My immediate writing plans include finishing HAUNTED WOMEN OF THE APPALACHIANS first. I plan to self-publish, but would not turn down talks with a publishing house if the book caught their eye. Aside from hiring an editor (Sheila Haab from http://www.SageEditing.com) everything else is all me -- the cover, the marketing, etc.
Shelia is a true blessing. Without her advice, HAUNTED WOMEN OF THE APPALACHIANS would just be something I plan to finish in the future. I definitely hope to use her for my next book as well. And of course I'll continue freelance writing through Elance for my current clients.
Beyond that, I'm waffling between ideas for different books I could someday write. There are certainly more ideas than enough time to ever see them all through, but for NaNoWriMo 2014 I'll be delving into the genre of "chick lit" with a book currently titled LOVE THY NEIGHBOR and set in Northern Virginia. If all goes according to plan, then I'd like to keep Shelia as an editor for that book also.
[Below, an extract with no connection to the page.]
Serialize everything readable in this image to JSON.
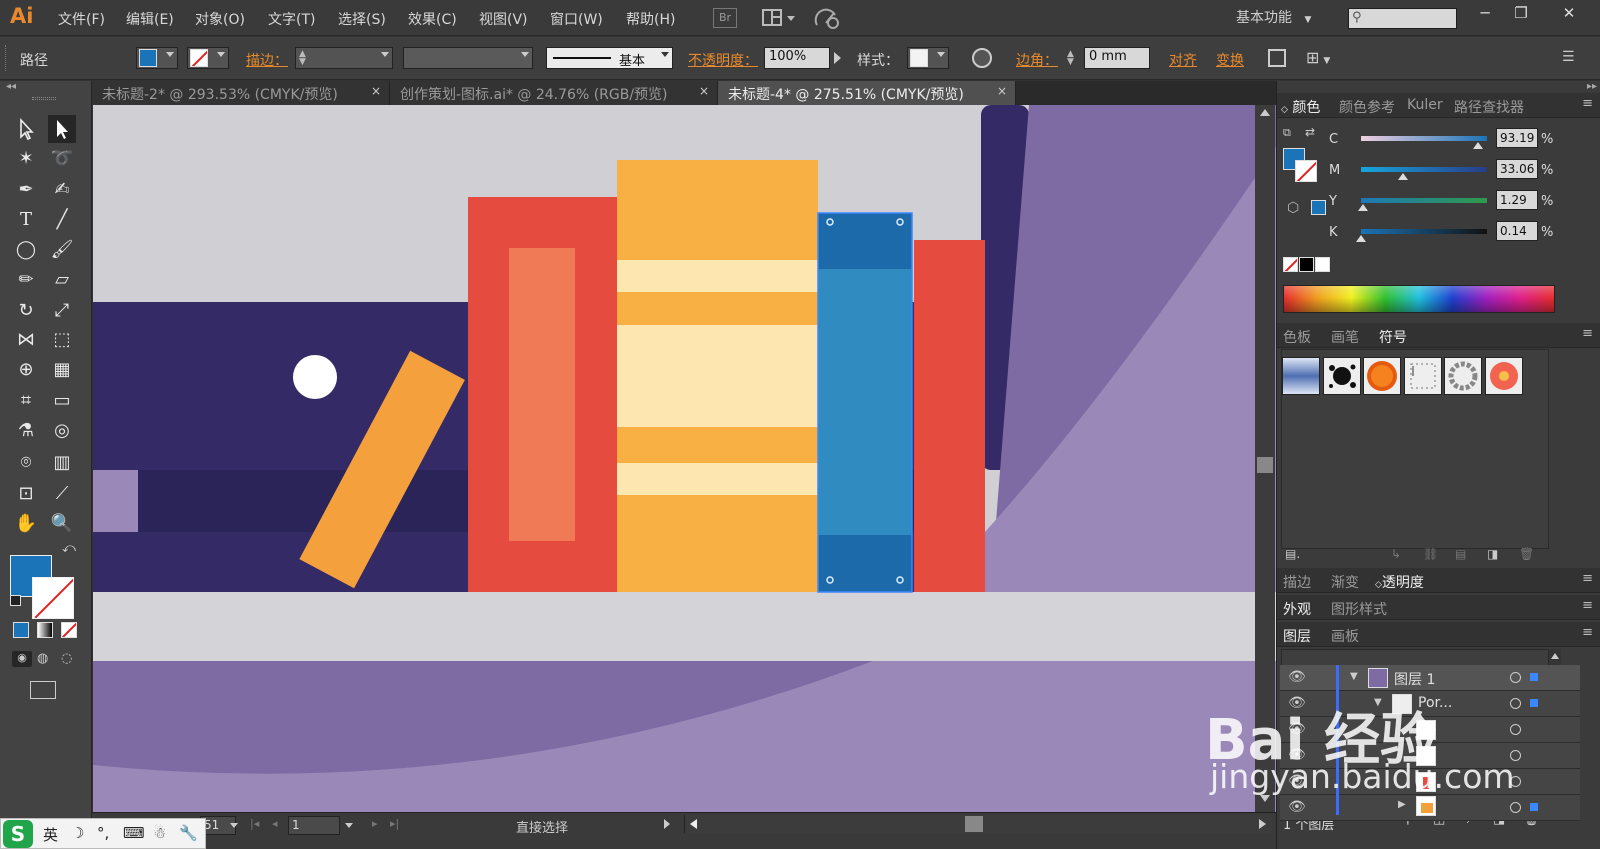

Tell us more about Becky Muth, the author.
I grew up in Harpers Ferry, West Virginia, about seven miles from where I live right now. My dream, however, is to move to the Carolinas. Specifically, I'd love to live within an hour of Murrells Inlet, South Carolina. A fishing village just south of Myrtle Beach, it offers a more relaxed pace. The story from the South Carolina chapter of HAUNTED WOMEN OF THE APPALACHIANS takes place there, and in February 2014 I had the good fortune of visiting the actual grave site of the story's main character.
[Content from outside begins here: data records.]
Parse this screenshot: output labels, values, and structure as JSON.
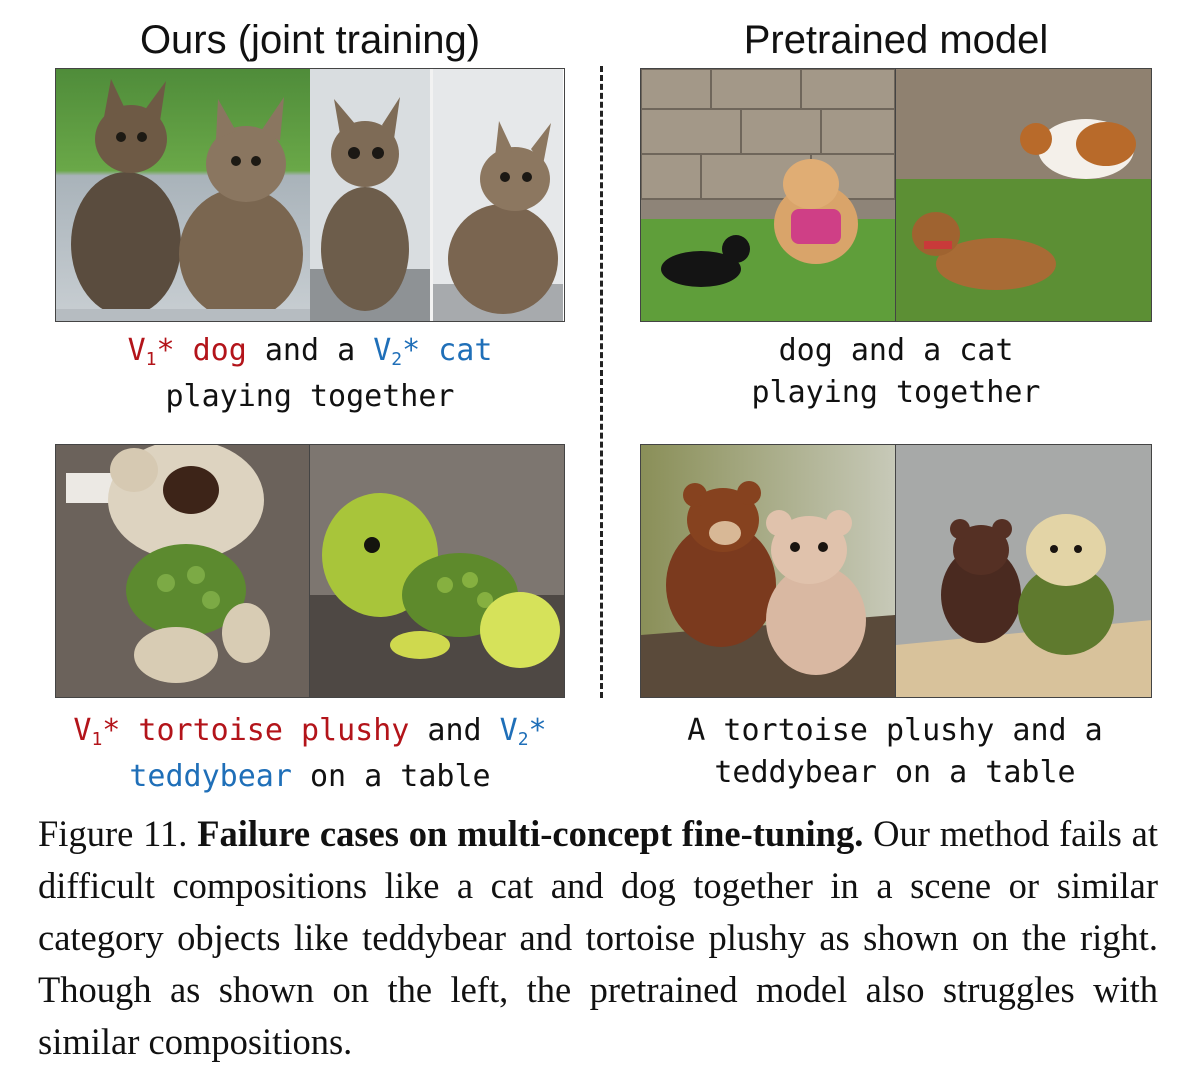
{
  "columns": {
    "left_title": "Ours (joint training)",
    "right_title": "Pretrained model"
  },
  "captions": {
    "row1_left": {
      "v1": "V",
      "v1_sub": "1",
      "v1_star": "*",
      "concept1": " dog",
      "mid": " and a ",
      "v2": "V",
      "v2_sub": "2",
      "v2_star": "*",
      "concept2": " cat",
      "line2": "playing together"
    },
    "row1_right": {
      "line1": "dog and a cat",
      "line2": "playing together"
    },
    "row2_left": {
      "v1": "V",
      "v1_sub": "1",
      "v1_star": "*",
      "concept1": " tortoise plushy",
      "mid": " and ",
      "v2": "V",
      "v2_sub": "2",
      "v2_star": "*",
      "concept2": "teddybear",
      "tail": " on a table"
    },
    "row2_right": {
      "line1": "A tortoise plushy and a",
      "line2": "teddybear on a table"
    }
  },
  "figure_caption": {
    "label": "Figure 11. ",
    "bold": "Failure cases on multi-concept fine-tuning.",
    "body": " Our method fails at difficult compositions like a cat and dog together in a scene or similar category objects like teddybear and tortoise plushy as shown on the right. Though as shown on the left, the pretrained model also struggles with similar compositions."
  },
  "colors": {
    "concept_v1": "#b3141a",
    "concept_v2": "#1f6fb8"
  }
}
Writing a book was an unexpected (although exciting) side effect of freelance writing. I started out writing for several internet game companies. Now I have clients on four continents who hire me for both writing and graphic design work. I love working from home, and joke that my dress code is Doctor Who tee-shirts and yoga pants.
When I'm not writing, I enjoy spending time with my family which includes my husband, a retired career firefighter and our two teenage sons. I'm a sucker for a good book and enjoy meeting friends for lunch when our busy schedules allow. My guilty pleasures include reality TV binges and listening to my bluegrass-themed Pandora station, which I created after learning about a local band, The Polka Dots (http://www.thepolkadots.org).
I'm also quite passionate about animal adoption and often use my Facebook page to promote animal shelter awareness. Currently my family and I share our home with three mixed breed rescue dogs: Amazing Gracie (Yellow Lab / Plott Hound), Sookie Doghouse (Catahoula Leopard), and Gibson Girl (Corgi / Rottweiler).
Thank you, Becky, for sharing your work and insights with us. To find out more about Becky Muth and her books, SCREAMING JENNY and HAUNTED WOMEN OF THE APPALACHIANS, follow this list of links.
Facebook: Becky Muth Author Page
Haunted Women on Facebook: https://www.facebook.com/hauntedwomenoftheappalachians
Screaming Jenny video trailer: https://www.youtube.com/watch?v=-8WOKkP1bgM